[Data extract Boundary: Start]

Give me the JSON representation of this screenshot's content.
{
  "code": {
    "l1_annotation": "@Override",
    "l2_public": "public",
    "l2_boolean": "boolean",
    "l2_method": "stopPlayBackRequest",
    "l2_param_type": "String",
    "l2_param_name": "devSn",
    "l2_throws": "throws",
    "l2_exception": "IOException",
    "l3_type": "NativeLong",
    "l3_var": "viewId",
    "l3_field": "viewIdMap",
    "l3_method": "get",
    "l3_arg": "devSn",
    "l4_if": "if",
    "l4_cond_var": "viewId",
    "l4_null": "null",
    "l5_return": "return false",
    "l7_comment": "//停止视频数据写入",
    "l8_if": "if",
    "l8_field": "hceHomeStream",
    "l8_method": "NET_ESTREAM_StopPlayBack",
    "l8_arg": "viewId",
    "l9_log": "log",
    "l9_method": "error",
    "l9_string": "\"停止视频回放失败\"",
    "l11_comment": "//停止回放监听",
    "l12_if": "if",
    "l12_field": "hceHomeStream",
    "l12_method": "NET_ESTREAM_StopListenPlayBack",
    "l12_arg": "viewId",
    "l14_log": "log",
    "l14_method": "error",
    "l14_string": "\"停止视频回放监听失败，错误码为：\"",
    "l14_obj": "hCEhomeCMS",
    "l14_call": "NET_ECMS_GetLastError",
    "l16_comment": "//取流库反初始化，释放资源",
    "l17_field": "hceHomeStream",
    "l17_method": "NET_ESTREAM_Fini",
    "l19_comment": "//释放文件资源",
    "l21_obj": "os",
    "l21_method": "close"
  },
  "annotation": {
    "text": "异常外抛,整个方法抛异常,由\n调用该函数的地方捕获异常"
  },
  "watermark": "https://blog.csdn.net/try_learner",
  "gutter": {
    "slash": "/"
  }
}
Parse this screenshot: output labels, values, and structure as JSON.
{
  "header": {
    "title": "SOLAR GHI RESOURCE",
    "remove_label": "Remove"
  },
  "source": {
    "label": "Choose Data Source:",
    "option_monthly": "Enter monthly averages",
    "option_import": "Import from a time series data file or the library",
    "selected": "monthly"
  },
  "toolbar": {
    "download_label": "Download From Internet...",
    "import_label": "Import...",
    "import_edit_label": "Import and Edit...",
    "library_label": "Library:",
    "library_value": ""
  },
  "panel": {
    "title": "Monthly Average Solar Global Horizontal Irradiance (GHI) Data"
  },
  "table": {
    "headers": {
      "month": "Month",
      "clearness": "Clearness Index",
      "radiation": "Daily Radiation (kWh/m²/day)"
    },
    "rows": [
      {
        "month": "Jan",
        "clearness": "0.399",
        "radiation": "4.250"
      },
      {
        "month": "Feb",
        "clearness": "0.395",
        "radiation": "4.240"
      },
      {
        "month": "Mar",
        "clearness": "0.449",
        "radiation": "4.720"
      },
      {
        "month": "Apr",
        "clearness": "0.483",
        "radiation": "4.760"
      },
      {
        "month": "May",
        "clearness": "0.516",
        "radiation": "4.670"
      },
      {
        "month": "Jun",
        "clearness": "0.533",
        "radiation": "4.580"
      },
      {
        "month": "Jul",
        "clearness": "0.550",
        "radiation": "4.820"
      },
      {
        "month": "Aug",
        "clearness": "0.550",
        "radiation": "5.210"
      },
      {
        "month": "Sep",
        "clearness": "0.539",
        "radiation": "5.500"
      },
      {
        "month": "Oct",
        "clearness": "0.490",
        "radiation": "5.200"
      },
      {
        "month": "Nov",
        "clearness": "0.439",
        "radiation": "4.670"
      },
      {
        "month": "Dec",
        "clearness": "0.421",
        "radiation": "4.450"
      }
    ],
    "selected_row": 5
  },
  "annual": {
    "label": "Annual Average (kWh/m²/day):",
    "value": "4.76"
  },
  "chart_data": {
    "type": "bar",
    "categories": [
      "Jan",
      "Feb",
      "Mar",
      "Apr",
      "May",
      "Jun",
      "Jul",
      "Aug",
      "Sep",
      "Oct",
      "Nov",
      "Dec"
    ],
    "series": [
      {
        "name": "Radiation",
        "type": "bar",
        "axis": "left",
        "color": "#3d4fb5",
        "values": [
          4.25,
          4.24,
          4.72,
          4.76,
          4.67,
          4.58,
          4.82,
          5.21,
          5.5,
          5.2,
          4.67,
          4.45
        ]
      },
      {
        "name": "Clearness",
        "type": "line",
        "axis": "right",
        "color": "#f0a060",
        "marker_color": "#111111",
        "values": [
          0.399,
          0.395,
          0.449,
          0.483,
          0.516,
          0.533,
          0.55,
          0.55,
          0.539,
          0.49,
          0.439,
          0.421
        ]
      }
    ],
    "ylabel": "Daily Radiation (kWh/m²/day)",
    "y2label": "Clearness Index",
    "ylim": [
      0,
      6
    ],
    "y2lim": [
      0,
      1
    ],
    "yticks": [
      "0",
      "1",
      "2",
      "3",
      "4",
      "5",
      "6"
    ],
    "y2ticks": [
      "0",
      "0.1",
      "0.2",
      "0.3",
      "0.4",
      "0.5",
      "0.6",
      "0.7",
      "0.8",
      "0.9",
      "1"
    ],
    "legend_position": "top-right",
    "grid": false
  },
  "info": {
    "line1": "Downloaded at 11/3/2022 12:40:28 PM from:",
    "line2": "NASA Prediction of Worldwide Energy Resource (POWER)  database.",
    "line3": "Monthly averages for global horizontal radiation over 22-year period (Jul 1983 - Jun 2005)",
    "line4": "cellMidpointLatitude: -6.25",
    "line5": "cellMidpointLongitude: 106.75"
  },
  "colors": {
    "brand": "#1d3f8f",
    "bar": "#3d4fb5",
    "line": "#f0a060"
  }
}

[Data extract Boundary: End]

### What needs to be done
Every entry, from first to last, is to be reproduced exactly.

### Output
Give me the JSON representation of this screenshot's content.
{
  "code": {
    "l1_annotation": "@Override",
    "l2_public": "public",
    "l2_boolean": "boolean",
    "l2_method": "stopPlayBackRequest",
    "l2_param_type": "String",
    "l2_param_name": "devSn",
    "l2_throws": "throws",
    "l2_exception": "IOException",
    "l3_type": "NativeLong",
    "l3_var": "viewId",
    "l3_field": "viewIdMap",
    "l3_method": "get",
    "l3_arg": "devSn",
    "l4_if": "if",
    "l4_cond_var": "viewId",
    "l4_null": "null",
    "l5_return": "return false",
    "l7_comment": "//停止视频数据写入",
    "l8_if": "if",
    "l8_field": "hceHomeStream",
    "l8_method": "NET_ESTREAM_StopPlayBack",
    "l8_arg": "viewId",
    "l9_log": "log",
    "l9_method": "error",
    "l9_string": "\"停止视频回放失败\"",
    "l11_comment": "//停止回放监听",
    "l12_if": "if",
    "l12_field": "hceHomeStream",
    "l12_method": "NET_ESTREAM_StopListenPlayBack",
    "l12_arg": "viewId",
    "l14_log": "log",
    "l14_method": "error",
    "l14_string": "\"停止视频回放监听失败，错误码为：\"",
    "l14_obj": "hCEhomeCMS",
    "l14_call": "NET_ECMS_GetLastError",
    "l16_comment": "//取流库反初始化，释放资源",
    "l17_field": "hceHomeStream",
    "l17_method": "NET_ESTREAM_Fini",
    "l19_comment": "//释放文件资源",
    "l21_obj": "os",
    "l21_method": "close"
  },
  "annotation": {
    "text": "异常外抛,整个方法抛异常,由\n调用该函数的地方捕获异常"
  },
  "watermark": "https://blog.csdn.net/try_learner",
  "gutter": {
    "slash": "/"
  }
}
Parse this screenshot: output labels, values, and structure as JSON.
{
  "header": {
    "title": "SOLAR GHI RESOURCE",
    "remove_label": "Remove"
  },
  "source": {
    "label": "Choose Data Source:",
    "option_monthly": "Enter monthly averages",
    "option_import": "Import from a time series data file or the library",
    "selected": "monthly"
  },
  "toolbar": {
    "download_label": "Download From Internet...",
    "import_label": "Import...",
    "import_edit_label": "Import and Edit...",
    "library_label": "Library:",
    "library_value": ""
  },
  "panel": {
    "title": "Monthly Average Solar Global Horizontal Irradiance (GHI) Data"
  },
  "table": {
    "headers": {
      "month": "Month",
      "clearness": "Clearness Index",
      "radiation": "Daily Radiation (kWh/m²/day)"
    },
    "rows": [
      {
        "month": "Jan",
        "clearness": "0.399",
        "radiation": "4.250"
      },
      {
        "month": "Feb",
        "clearness": "0.395",
        "radiation": "4.240"
      },
      {
        "month": "Mar",
        "clearness": "0.449",
        "radiation": "4.720"
      },
      {
        "month": "Apr",
        "clearness": "0.483",
        "radiation": "4.760"
      },
      {
        "month": "May",
        "clearness": "0.516",
        "radiation": "4.670"
      },
      {
        "month": "Jun",
        "clearness": "0.533",
        "radiation": "4.580"
      },
      {
        "month": "Jul",
        "clearness": "0.550",
        "radiation": "4.820"
      },
      {
        "month": "Aug",
        "clearness": "0.550",
        "radiation": "5.210"
      },
      {
        "month": "Sep",
        "clearness": "0.539",
        "radiation": "5.500"
      },
      {
        "month": "Oct",
        "clearness": "0.490",
        "radiation": "5.200"
      },
      {
        "month": "Nov",
        "clearness": "0.439",
        "radiation": "4.670"
      },
      {
        "month": "Dec",
        "clearness": "0.421",
        "radiation": "4.450"
      }
    ],
    "selected_row": 5
  },
  "annual": {
    "label": "Annual Average (kWh/m²/day):",
    "value": "4.76"
  },
  "chart_data": {
    "type": "bar",
    "categories": [
      "Jan",
      "Feb",
      "Mar",
      "Apr",
      "May",
      "Jun",
      "Jul",
      "Aug",
      "Sep",
      "Oct",
      "Nov",
      "Dec"
    ],
    "series": [
      {
        "name": "Radiation",
        "type": "bar",
        "axis": "left",
        "color": "#3d4fb5",
        "values": [
          4.25,
          4.24,
          4.72,
          4.76,
          4.67,
          4.58,
          4.82,
          5.21,
          5.5,
          5.2,
          4.67,
          4.45
        ]
      },
      {
        "name": "Clearness",
        "type": "line",
        "axis": "right",
        "color": "#f0a060",
        "marker_color": "#111111",
        "values": [
          0.399,
          0.395,
          0.449,
          0.483,
          0.516,
          0.533,
          0.55,
          0.55,
          0.539,
          0.49,
          0.439,
          0.421
        ]
      }
    ],
    "ylabel": "Daily Radiation (kWh/m²/day)",
    "y2label": "Clearness Index",
    "ylim": [
      0,
      6
    ],
    "y2lim": [
      0,
      1
    ],
    "yticks": [
      "0",
      "1",
      "2",
      "3",
      "4",
      "5",
      "6"
    ],
    "y2ticks": [
      "0",
      "0.1",
      "0.2",
      "0.3",
      "0.4",
      "0.5",
      "0.6",
      "0.7",
      "0.8",
      "0.9",
      "1"
    ],
    "legend_position": "top-right",
    "grid": false
  },
  "info": {
    "line1": "Downloaded at 11/3/2022 12:40:28 PM from:",
    "line2": "NASA Prediction of Worldwide Energy Resource (POWER)  database.",
    "line3": "Monthly averages for global horizontal radiation over 22-year period (Jul 1983 - Jun 2005)",
    "line4": "cellMidpointLatitude: -6.25",
    "line5": "cellMidpointLongitude: 106.75"
  },
  "colors": {
    "brand": "#1d3f8f",
    "bar": "#3d4fb5",
    "line": "#f0a060"
  }
}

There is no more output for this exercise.